▶ **Task**
Only one thing is required: the number of lines in the entries below that contain "kind".
::: Supplied material :::
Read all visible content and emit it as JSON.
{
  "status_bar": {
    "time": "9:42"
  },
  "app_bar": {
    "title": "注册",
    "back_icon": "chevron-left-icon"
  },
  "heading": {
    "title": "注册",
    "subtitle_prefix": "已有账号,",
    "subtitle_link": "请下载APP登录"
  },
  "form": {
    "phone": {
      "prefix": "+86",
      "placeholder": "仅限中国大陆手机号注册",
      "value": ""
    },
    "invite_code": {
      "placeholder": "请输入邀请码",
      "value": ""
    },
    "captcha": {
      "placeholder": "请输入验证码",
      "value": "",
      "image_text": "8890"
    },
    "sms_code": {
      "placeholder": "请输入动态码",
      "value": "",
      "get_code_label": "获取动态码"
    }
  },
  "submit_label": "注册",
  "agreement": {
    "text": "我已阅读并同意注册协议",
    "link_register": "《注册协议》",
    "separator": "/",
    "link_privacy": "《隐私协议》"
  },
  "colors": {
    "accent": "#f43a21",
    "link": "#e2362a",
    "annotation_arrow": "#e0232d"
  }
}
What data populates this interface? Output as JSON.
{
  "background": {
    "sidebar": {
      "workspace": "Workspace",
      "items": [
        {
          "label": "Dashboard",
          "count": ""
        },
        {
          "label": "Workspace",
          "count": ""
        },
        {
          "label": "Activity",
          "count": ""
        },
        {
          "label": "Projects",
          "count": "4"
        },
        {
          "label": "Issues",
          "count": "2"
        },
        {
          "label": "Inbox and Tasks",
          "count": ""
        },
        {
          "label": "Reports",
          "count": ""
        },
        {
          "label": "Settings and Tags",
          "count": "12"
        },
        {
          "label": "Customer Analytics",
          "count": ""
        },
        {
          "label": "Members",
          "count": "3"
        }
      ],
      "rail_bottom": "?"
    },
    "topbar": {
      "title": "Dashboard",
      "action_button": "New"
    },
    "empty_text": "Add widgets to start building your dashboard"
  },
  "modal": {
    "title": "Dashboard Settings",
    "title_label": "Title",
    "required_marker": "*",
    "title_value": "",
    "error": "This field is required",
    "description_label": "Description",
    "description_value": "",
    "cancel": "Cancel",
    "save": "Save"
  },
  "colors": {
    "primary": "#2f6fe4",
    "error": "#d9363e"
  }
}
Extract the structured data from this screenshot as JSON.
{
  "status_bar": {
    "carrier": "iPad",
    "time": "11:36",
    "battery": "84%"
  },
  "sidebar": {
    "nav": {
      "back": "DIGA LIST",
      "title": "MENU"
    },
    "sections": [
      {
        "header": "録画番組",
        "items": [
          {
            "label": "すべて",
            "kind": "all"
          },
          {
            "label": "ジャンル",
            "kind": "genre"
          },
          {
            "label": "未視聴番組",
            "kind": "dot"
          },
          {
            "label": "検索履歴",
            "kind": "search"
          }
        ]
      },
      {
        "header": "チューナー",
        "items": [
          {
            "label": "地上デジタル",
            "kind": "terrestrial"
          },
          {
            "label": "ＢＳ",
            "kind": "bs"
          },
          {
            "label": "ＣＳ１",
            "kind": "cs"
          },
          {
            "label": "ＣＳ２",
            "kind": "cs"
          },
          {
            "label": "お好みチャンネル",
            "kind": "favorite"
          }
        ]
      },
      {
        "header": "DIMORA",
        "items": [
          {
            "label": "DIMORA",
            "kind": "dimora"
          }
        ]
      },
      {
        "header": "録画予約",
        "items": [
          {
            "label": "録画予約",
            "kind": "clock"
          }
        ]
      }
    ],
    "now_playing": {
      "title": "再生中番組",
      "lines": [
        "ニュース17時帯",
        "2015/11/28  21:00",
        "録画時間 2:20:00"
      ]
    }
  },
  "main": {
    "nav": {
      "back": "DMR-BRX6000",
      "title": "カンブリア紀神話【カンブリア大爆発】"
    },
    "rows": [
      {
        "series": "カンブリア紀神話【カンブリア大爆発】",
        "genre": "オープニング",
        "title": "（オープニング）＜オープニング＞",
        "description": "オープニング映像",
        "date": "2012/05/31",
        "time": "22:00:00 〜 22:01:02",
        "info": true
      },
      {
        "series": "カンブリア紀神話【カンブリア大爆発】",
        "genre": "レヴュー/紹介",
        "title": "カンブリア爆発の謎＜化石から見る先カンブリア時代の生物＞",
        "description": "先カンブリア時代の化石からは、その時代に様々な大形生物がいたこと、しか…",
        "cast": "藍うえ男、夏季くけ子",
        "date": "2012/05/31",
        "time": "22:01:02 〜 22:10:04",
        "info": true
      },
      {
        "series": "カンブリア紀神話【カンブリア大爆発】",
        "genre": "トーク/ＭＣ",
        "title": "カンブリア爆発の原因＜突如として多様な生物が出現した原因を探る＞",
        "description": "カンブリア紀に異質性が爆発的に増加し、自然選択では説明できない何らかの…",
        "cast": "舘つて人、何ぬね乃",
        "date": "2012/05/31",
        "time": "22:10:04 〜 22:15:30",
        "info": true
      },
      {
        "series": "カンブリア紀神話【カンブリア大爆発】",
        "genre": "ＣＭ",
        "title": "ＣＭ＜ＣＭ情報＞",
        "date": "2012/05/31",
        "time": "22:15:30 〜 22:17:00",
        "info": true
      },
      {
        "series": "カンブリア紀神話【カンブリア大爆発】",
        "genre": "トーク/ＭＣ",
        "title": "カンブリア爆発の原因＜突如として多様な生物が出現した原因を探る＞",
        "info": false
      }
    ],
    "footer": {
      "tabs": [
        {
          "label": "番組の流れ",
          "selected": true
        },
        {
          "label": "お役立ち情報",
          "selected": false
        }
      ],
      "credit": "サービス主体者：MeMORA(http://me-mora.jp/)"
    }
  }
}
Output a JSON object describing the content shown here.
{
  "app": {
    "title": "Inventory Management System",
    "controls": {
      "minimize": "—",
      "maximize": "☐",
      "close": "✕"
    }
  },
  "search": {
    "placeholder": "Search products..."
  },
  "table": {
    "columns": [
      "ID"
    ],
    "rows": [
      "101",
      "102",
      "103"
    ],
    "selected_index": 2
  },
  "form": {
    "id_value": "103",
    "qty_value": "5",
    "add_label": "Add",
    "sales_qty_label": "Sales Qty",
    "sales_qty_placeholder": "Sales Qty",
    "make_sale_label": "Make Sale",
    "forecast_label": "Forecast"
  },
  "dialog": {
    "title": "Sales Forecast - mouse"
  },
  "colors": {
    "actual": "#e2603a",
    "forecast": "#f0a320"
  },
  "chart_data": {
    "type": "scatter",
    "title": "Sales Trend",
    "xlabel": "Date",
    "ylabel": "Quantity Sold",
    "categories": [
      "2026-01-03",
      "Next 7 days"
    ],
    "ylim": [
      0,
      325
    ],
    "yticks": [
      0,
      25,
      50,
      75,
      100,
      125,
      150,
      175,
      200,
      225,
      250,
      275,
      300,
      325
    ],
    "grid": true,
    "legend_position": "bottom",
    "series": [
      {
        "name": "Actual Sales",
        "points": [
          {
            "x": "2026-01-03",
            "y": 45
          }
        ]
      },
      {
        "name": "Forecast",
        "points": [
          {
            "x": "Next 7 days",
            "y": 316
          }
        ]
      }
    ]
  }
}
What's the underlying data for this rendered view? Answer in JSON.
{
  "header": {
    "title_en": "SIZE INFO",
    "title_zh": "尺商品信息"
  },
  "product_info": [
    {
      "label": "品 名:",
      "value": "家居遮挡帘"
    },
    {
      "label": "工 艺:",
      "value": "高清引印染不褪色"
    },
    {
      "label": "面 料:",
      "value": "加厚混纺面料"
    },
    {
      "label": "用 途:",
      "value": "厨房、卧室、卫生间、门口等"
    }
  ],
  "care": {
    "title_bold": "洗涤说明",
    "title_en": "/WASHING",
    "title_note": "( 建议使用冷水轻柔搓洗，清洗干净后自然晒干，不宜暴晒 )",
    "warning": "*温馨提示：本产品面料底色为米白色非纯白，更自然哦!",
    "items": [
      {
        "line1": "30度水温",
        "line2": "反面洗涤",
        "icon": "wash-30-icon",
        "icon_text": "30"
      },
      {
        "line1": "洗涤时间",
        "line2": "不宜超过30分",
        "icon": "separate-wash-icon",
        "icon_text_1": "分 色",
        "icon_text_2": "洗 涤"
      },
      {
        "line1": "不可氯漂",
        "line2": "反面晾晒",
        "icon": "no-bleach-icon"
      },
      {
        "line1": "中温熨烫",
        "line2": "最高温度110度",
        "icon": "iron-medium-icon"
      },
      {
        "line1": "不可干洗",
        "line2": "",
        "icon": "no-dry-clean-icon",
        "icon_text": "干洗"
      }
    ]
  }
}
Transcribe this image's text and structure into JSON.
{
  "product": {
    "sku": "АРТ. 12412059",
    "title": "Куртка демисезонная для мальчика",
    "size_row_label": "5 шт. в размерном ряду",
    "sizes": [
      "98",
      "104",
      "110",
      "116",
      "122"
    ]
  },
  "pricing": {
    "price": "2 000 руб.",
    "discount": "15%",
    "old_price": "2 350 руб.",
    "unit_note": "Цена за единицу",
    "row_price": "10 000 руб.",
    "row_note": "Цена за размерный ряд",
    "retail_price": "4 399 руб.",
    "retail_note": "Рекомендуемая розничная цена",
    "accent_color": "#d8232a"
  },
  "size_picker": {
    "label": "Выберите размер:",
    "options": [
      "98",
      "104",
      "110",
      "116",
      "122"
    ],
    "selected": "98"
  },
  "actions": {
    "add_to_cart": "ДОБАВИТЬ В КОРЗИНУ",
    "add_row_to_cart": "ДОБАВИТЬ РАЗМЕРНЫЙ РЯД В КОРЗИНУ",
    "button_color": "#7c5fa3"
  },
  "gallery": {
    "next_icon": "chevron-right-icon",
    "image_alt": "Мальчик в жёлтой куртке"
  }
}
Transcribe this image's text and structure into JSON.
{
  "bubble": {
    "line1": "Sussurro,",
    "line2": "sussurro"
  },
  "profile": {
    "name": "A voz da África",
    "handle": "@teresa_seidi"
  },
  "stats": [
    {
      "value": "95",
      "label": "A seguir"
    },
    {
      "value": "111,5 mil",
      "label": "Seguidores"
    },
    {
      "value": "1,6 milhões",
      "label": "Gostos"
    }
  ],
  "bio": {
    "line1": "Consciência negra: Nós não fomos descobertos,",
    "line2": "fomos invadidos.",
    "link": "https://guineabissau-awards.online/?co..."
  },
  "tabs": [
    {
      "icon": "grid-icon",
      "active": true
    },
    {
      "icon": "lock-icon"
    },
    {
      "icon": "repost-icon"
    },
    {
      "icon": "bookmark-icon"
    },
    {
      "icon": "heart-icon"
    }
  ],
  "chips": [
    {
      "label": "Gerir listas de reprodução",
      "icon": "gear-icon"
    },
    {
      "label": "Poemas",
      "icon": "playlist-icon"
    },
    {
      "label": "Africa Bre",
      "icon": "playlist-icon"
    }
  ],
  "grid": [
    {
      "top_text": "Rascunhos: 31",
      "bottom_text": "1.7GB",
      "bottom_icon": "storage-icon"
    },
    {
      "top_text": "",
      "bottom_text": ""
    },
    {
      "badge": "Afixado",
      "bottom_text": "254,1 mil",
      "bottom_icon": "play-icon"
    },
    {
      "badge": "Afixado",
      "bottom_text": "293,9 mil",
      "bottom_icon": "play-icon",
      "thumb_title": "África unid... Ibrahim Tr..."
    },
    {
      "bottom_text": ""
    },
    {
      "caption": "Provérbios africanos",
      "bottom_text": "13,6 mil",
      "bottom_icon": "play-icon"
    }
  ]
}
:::
▶ **Output of the task**
11